While sashiko has deep roots in Japan, its influence has spread worldwide. The art form has gained popularity for its aesthetic beauty, cultural significance, and the meditative nature of its stitching techniques. Today, sashiko is embraced by artisans, designers, and craft enthusiasts globally, who incorporate its motifs and techniques into various products such as clothing, home decor, and accessories.
Sashiko, with its centuries-old history and enduring cultural significance, continues to captivate and inspire people around the world. The combination of its meticulous stitching techniques, meaningful patterns, and commitment to sustainability makes sashiko a truly remarkable art form. By understanding the origins and sashiko techniques, we can gain a deeper appreciation for this traditional Japanese stitching craft and its enduring legacy in the realm of textile artistry.
Where can I experience sashiko in Japan in person?
To experience sashiko in Japan and delve into its history firsthand, here are some notable places you can visit to see these marvelous pieces in person:
Tokyo National Museum (Tokyo):
The Tokyo National Museum houses a vast collection of Japanese art and cultural artifacts, including textiles and garments featuring sashiko. Exploring the museum’s textile section will provide insights into the historical significance of sashiko and its artistic evolution.
Tohoku region (Northern Honshu):
The Tohoku region is known for its strong sashiko traditions, particularly in Aomori, Akita, and Yamagata prefectures. Visiting local museums, craft centers, or participating in workshops in these areas will provide opportunities to learn about the region’s distinct sashiko styles and techniques.

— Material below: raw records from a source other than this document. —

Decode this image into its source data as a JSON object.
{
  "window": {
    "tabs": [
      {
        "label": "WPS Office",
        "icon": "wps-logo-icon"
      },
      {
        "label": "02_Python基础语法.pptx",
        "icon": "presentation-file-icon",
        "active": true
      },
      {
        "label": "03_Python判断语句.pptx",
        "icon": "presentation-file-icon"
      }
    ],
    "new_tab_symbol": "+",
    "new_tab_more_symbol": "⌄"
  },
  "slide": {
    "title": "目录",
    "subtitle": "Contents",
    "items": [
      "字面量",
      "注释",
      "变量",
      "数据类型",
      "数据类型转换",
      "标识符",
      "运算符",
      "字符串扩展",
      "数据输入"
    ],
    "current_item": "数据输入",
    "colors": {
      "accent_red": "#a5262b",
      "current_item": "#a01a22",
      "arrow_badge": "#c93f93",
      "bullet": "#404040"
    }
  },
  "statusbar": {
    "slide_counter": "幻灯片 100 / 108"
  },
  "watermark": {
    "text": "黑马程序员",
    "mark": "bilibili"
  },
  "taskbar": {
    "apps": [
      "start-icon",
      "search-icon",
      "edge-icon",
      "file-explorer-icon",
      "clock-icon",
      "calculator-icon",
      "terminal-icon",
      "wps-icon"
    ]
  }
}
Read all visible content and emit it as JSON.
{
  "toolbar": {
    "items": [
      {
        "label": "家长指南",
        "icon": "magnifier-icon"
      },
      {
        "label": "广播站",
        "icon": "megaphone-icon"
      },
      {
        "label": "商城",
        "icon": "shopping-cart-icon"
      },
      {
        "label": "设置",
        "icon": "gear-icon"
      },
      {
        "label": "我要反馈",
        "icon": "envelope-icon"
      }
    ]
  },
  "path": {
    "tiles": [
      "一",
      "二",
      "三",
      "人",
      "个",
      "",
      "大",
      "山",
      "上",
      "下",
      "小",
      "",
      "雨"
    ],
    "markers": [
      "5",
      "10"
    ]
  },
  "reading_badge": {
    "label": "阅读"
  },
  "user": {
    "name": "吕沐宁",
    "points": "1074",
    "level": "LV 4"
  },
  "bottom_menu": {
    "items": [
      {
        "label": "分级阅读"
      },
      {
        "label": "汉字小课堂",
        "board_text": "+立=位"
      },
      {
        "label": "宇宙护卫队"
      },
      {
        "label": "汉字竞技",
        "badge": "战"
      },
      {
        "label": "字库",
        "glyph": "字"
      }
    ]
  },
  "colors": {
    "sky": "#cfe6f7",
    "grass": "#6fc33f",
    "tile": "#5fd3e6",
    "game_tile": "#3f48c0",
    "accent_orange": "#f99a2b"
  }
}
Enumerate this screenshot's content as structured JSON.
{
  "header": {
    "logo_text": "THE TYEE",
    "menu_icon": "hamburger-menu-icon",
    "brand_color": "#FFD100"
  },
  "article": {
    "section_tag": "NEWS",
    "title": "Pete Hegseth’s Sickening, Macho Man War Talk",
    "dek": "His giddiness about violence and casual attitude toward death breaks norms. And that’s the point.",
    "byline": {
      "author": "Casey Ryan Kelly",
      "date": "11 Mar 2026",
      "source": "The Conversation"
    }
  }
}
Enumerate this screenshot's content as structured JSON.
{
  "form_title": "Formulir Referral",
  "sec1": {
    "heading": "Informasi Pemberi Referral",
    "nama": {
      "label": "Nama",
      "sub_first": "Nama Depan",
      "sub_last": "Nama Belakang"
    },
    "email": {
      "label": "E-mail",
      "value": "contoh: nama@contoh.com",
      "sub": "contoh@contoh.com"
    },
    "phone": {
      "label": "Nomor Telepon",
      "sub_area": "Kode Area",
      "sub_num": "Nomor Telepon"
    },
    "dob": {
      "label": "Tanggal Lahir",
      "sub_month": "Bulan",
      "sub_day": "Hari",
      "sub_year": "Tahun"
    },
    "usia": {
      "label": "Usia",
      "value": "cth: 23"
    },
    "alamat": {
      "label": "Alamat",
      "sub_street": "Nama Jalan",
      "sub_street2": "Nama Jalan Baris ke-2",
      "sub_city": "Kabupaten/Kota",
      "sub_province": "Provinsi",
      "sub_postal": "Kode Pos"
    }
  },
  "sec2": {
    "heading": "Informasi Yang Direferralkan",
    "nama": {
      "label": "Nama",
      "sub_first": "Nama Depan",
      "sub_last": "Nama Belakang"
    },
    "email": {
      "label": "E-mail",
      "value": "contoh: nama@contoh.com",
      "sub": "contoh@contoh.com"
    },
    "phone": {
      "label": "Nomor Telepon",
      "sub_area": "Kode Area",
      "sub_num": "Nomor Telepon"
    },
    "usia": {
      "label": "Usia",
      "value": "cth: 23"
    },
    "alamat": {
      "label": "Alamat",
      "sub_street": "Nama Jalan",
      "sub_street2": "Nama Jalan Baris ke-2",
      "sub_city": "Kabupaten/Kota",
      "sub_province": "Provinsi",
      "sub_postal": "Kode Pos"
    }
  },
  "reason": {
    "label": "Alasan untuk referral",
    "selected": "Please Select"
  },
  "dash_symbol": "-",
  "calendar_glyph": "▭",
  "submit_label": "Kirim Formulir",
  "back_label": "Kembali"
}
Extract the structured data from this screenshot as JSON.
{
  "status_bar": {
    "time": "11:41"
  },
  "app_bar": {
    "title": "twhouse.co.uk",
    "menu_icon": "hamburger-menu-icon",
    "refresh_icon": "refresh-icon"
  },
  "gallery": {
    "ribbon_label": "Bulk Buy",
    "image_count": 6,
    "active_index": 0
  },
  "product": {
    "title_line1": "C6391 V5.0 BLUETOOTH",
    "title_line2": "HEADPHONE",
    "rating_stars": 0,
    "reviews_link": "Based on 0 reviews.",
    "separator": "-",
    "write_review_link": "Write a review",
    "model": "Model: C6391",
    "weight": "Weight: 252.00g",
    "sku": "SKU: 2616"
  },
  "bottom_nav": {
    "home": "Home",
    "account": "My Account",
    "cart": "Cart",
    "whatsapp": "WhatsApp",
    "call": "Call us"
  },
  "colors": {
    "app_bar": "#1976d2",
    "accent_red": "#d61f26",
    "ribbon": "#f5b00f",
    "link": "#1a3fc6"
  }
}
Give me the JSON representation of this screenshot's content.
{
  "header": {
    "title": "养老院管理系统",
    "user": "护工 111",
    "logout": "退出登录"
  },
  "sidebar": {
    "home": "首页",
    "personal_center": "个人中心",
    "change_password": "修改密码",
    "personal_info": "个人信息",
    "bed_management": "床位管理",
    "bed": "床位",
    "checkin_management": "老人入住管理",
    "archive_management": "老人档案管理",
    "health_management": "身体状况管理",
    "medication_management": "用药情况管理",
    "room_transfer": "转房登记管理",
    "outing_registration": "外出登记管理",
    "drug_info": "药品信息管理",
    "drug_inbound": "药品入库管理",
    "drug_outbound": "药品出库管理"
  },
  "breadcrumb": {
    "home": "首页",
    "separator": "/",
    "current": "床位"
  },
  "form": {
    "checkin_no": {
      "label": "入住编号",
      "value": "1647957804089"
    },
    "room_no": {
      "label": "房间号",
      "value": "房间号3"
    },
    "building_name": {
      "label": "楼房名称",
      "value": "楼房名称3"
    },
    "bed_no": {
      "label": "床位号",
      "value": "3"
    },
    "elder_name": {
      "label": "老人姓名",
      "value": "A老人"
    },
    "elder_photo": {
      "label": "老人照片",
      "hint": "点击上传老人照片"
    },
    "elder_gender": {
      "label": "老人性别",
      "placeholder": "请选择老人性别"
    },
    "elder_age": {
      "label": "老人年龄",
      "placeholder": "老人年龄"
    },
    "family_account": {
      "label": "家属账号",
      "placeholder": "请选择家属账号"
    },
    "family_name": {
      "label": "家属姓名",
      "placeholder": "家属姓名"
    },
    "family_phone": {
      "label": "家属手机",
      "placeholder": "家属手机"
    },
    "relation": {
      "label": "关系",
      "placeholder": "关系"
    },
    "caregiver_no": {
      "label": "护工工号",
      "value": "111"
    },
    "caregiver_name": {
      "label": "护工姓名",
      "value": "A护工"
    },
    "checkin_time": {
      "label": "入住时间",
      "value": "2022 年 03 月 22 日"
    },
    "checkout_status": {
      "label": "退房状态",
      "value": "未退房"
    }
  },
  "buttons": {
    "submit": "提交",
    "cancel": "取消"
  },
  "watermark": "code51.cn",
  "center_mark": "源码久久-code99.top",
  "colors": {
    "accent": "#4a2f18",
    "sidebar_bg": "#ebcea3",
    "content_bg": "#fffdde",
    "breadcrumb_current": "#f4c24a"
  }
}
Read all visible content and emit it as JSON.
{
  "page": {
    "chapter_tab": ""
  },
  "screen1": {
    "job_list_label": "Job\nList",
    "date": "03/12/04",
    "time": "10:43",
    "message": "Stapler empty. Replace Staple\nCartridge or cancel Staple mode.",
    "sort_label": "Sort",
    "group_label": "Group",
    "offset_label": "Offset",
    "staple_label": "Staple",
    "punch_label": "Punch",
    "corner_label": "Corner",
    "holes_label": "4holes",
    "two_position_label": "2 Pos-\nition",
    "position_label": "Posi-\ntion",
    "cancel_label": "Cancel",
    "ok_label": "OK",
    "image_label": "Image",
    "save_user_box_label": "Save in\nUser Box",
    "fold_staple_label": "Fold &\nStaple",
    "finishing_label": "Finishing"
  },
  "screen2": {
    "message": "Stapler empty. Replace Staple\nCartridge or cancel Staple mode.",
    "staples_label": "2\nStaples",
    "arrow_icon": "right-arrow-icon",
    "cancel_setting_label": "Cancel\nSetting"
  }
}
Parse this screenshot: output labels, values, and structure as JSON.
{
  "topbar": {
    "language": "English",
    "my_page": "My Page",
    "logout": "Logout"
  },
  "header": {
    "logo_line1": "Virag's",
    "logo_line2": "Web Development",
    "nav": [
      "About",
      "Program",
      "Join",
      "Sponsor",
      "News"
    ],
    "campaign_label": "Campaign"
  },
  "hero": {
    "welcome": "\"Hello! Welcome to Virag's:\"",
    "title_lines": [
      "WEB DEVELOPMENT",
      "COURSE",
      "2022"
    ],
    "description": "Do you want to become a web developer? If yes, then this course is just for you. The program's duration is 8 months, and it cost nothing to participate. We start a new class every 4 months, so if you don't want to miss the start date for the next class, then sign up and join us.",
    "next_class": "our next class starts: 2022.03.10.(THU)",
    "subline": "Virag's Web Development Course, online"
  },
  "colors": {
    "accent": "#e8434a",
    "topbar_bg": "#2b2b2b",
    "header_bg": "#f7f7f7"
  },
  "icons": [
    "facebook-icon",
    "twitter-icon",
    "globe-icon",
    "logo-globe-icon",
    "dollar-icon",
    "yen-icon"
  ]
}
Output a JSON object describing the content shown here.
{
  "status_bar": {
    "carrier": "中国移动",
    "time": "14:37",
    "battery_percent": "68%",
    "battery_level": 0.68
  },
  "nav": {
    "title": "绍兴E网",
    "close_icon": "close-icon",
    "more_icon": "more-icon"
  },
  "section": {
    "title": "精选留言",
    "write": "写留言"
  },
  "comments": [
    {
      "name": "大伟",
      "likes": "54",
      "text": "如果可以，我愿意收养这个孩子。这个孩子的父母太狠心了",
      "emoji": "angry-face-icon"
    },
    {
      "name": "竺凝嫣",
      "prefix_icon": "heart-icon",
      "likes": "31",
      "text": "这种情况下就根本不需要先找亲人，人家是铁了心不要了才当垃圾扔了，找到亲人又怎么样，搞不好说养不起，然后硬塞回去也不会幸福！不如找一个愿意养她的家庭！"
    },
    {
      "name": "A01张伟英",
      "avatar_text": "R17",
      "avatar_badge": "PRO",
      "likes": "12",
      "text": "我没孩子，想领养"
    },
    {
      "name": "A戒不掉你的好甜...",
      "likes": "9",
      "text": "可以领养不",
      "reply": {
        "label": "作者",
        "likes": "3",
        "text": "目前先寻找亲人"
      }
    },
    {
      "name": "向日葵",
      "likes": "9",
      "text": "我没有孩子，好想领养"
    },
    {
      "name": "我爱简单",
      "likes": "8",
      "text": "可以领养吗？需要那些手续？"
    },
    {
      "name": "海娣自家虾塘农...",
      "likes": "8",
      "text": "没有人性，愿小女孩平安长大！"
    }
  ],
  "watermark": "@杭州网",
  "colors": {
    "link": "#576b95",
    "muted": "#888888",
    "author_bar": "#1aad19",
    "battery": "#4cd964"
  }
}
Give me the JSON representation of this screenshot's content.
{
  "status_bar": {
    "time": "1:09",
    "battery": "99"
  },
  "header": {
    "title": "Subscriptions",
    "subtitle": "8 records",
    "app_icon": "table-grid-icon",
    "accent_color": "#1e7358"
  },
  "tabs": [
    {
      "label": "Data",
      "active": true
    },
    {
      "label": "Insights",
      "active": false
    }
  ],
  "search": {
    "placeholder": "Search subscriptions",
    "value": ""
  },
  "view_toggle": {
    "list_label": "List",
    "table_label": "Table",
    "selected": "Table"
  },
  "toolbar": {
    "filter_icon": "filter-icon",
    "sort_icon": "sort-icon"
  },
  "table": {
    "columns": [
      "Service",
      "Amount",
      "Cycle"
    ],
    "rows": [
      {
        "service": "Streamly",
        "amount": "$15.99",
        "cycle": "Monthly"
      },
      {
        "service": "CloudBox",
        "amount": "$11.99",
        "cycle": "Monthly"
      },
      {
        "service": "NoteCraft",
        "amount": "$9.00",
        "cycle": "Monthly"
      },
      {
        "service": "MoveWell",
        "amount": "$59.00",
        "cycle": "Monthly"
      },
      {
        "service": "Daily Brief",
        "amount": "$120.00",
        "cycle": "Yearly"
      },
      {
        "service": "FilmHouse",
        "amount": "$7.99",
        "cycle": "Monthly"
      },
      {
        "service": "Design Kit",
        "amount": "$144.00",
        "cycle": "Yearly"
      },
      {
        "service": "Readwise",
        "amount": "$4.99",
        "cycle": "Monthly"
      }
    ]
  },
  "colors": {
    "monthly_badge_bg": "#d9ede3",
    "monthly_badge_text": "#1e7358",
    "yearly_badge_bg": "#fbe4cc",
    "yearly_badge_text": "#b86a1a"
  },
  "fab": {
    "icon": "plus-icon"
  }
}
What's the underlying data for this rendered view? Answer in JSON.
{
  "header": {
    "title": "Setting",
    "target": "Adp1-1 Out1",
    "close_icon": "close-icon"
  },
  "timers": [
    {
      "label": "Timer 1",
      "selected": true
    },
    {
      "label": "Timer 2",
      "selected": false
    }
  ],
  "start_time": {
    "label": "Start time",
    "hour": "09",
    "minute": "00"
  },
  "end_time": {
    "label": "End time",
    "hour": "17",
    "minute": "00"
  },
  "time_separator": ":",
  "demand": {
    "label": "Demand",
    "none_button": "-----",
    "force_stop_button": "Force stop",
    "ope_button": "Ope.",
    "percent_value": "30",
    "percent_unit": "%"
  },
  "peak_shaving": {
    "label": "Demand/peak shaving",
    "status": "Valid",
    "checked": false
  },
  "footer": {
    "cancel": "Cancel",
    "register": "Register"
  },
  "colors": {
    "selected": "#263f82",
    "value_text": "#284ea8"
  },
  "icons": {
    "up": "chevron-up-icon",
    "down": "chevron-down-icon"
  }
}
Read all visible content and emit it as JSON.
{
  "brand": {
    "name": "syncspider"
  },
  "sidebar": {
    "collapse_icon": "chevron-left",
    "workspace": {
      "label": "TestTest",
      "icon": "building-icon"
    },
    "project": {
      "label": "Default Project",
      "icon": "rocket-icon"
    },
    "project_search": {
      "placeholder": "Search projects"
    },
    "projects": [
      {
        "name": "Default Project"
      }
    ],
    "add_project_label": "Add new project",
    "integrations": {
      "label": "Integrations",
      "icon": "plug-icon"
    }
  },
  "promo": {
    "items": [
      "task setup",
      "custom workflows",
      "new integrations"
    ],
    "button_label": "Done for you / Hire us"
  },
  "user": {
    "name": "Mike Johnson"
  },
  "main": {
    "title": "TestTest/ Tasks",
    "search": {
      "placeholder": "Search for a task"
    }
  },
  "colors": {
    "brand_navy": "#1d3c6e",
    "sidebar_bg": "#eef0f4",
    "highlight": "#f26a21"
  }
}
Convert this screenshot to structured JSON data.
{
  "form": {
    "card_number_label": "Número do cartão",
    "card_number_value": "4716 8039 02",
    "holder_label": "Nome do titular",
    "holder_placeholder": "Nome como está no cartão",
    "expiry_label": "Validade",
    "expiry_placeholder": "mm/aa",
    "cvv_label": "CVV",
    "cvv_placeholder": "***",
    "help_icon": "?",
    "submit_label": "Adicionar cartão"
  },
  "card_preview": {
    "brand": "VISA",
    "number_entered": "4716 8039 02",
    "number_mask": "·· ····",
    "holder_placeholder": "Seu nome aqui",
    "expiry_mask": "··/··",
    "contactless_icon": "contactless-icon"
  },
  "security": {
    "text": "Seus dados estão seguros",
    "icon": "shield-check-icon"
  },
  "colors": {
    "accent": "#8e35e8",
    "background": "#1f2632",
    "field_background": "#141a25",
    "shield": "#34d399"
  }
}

Kyoto Museum of Traditional Crafts (Kyoto):
The Kyoto Museum of Traditional Crafts showcases a wide range of traditional crafts, including sashiko. Visitors can view exquisite examples of sashiko work, gain insights into the techniques used, and learn about the craft’s historical significance in Kyoto and the surrounding regions.
Otsuchi Sashiko Museum (Iwate):
Located in Iwate Prefecture, the Otsuchi Sashiko Museum offers visitors a comprehensive exploration of sashiko. The museum provides information on the history of sashiko, displays vintage garments, and offers workshops where visitors can try their hand at sashiko stitching.
Ochiai Village (Nagano):
Ochiai Village is renowned for its sashiko traditions and is considered a sashiko cultural heritage site. The village offers immersive experiences, allowing visitors to witness sashiko embroidery being practiced by local artisans and learn about the techniques and cultural significance directly from the community.
Amuse Museum (Tokyo):
Located in Tokyo’s Asakusa district, the Amuse Museum is now permanently closed, unfortunately. It featured an exhibit dedicated to sashiko. The exhibit showcased various sashiko textiles, provided insights into the craft’s history and cultural context, and offered workshops for visitors to engage in hands-on sashiko stitching. It was a wealth of knowledge and is missed. I mention it here because it still comes up on lists of textile museums to visit, but has been closed since 2019.
Remember to check the opening hours and availability of workshops or guided tours at these locations before planning your visit – they will vary and you’ll want to plan ahead to make sure you get to explore as much as you’d like. Exploring these places will provide you with a deeper understanding of sashiko’s history, techniques, and its significance in different regions of Japan.
For more brief histories, check out this one on Greek visual arts.
Or this one on batiks in Southeast Asia.